Somnambule - Writing About Music

Painting With Sound, The Life and Music of Hans-Joachim Roedelius by Stephen Iliffe

If you’re a fan of contemporary electronica, but Roedelius is an unfamiliar name to you, then you’re missing out on one of that genre’s most important wellsprings. Picture the glimmerlight from a star called Cluster (Roedelius’s group with partner Moebius) travelling down the years: it falls upon Kraftwerk, on the electropop of the 80s, on house, techno and the abstractions of electronica, ambient, etc. Roedelius’s influence is certainly recognised by a select coterie of musicians (his mid ‘70s album SelbstPortrait I and II cd was cited by Autechre as a desert island disk and Julian Cope wrote enthusiastically about Roedelius’s oeuvre in his well-regarded study, KrautrockSampler). Wider public fame has, however, eluded the man.

Hans-Joachim Roedelius: the name sounds rather grand, perhaps even a little forbidding. Listening to Rodelius’s music, however, reveals a near constant quality that could be described as humanist warmth. In fact, because his music is generally so accessible there’s often a danger of overlooking its significance. Since the formation of Kluster in 1969 and over the course of more than 60 albums, Roedelius has made music that has ranged from mellifluously melodic electronica to reflective acoustic piano compositions and from becalmed ambient atmospheres to longform collages.

Roedelius’s early life saw periods as a child filmstar, forced membership of the Hitler Youth, desertion, escape from East Germany, destitution and imprisonment by the Stasi – all before his musical career began in Kluster with Moebius and Conrad Schnitzler, the latter a radical student of Joseph Beuys. On Schnitzler’s departure the remaining duo renamed themselves Cluster and replaced their lengthy, noisy improvisations with short, melodic pieces on classic albums such as Zuckerzeit and Sowieso. These long predated the electropop of the early 1980s and the tidal wave of electronica beginning at the end of that decade. They also attracted the attention of Brian Eno who visited and recorded with them at their retreat in rural Germany.

At the end of the 1970s Roedelius moved with his family to another part of the country and began a prolific solo recording career which has seen numerous subsequent releases. Arguably Roedelius’s music is not concerned with sound or rhythm per se. Listeners may best be advised to ignore the preset sounds and attend to the structures, resonances and melodies or perhaps the conjuction of all the aforementioned elements in order to appreciate the achievements of this composer.

Stephen Iliffe’s ‘Painting With Sound – The Life and Music of Hans-Joachim Roedelius’ acts as an invaluable guidebook to the man’s life and music.
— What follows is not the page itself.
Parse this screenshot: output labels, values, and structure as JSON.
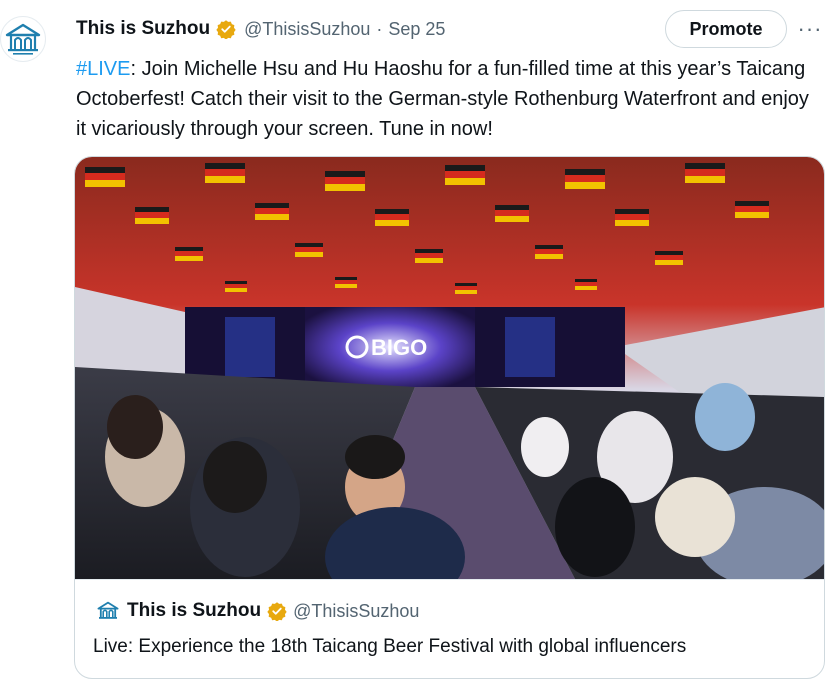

It’s attractively designed with a wealth of photographs, a short introduction by Brian Eno and a brief review and rating of every Roedelius album recorded. Iliffe happily pulls no punches when pointing out work which he considers substandard. The book does have some idiosyncrasies though. For example, the text is interspersed with admiring quotes by a number of none too famous people, and the author condemns the ease with which mp3s can be downloaded while dismissing the opportunities to increase awareness of his subject’s work which these present. There’s also too little information about Roedelius’s collaborators, in particular Dieter Moebius, and an index would have been useful. However these are minor quibbles because this biography presents a very welcome and, without doubt, long overdue introduction to an undersung hero of contemporary music.
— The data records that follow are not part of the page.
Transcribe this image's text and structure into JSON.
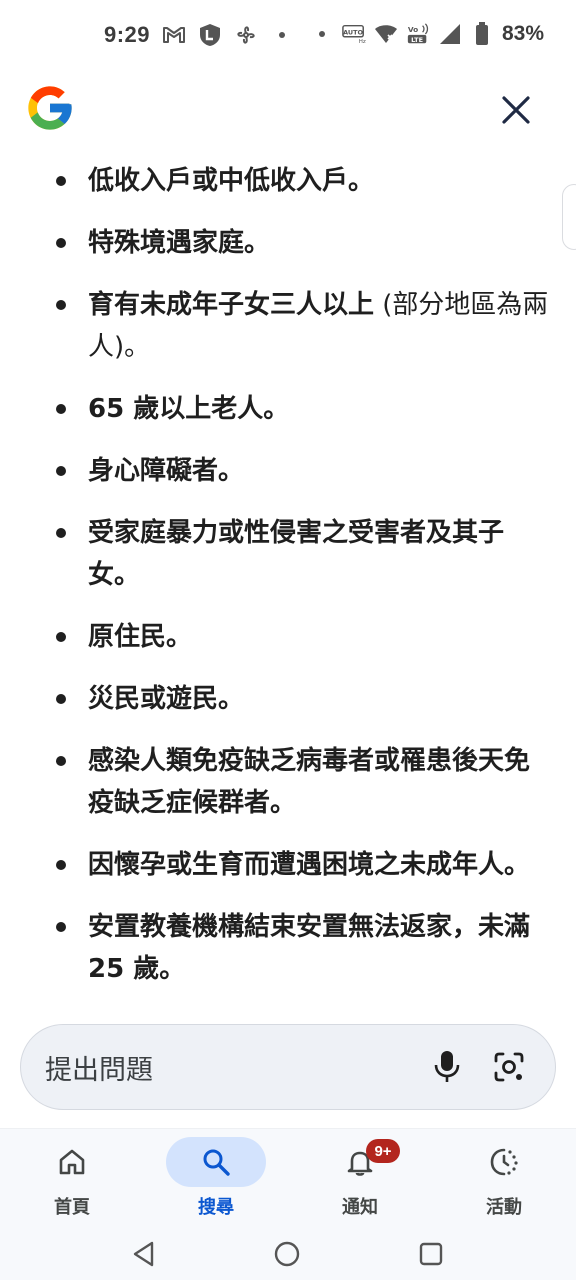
{
  "status_bar": {
    "time": "9:29",
    "battery": "83%",
    "left_icons": [
      "gmail-icon",
      "shield-l-icon",
      "fan-icon",
      "dot-icon"
    ],
    "right_icons": [
      "dot-icon",
      "auto-hd-icon",
      "wifi-icon",
      "volte-icon",
      "signal-icon",
      "battery-icon"
    ]
  },
  "header": {
    "logo": "google-g-logo",
    "close_icon": "close-icon"
  },
  "list": {
    "items": [
      {
        "text": "低收入戶或中低收入戶。",
        "suffix": ""
      },
      {
        "text": "特殊境遇家庭。",
        "suffix": ""
      },
      {
        "text": "育有未成年子女三人以上",
        "suffix": " (部分地區為兩人)。"
      },
      {
        "text": "65 歲以上老人。",
        "suffix": ""
      },
      {
        "text": "身心障礙者。",
        "suffix": ""
      },
      {
        "text": "受家庭暴力或性侵害之受害者及其子女。",
        "suffix": ""
      },
      {
        "text": "原住民。",
        "suffix": ""
      },
      {
        "text": "災民或遊民。",
        "suffix": ""
      },
      {
        "text": "感染人類免疫缺乏病毒者或罹患後天免疫缺乏症候群者。",
        "suffix": ""
      },
      {
        "text": "因懷孕或生育而遭遇困境之未成年人。",
        "suffix": ""
      },
      {
        "text": "安置教養機構結束安置無法返家，未滿 25 歲。",
        "suffix": ""
      }
    ]
  },
  "ask_bar": {
    "placeholder": "提出問題",
    "mic_icon": "microphone-icon",
    "lens_icon": "lens-camera-icon"
  },
  "bottom_nav": {
    "items": [
      {
        "label": "首頁",
        "icon": "home-icon",
        "active": false
      },
      {
        "label": "搜尋",
        "icon": "search-icon",
        "active": true
      },
      {
        "label": "通知",
        "icon": "bell-icon",
        "active": false,
        "badge": "9+"
      },
      {
        "label": "活動",
        "icon": "activity-history-icon",
        "active": false
      }
    ]
  },
  "colors": {
    "accent": "#0b57d0",
    "active_pill": "#d3e3fd",
    "badge": "#b3261e",
    "text": "#1f1f1f"
  }
}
The two cd compilation ‘Roedelius 1970-2000’ issued by Austrian label Plag Dich Nicht contains 31 tracks which span Roedelius’s career. The tracks are arranged chronologically and act as an excellent accompaniment to Iliffe’s book by providing an invaluable overview of Roedelius’s oeuvre. It’s an unfortunate fact that much of Roedelius’s work is long out of print and difficult to get hold of which makes this anthology all the more attractive.
Colin Buttimer
June 2004
Published by the BBC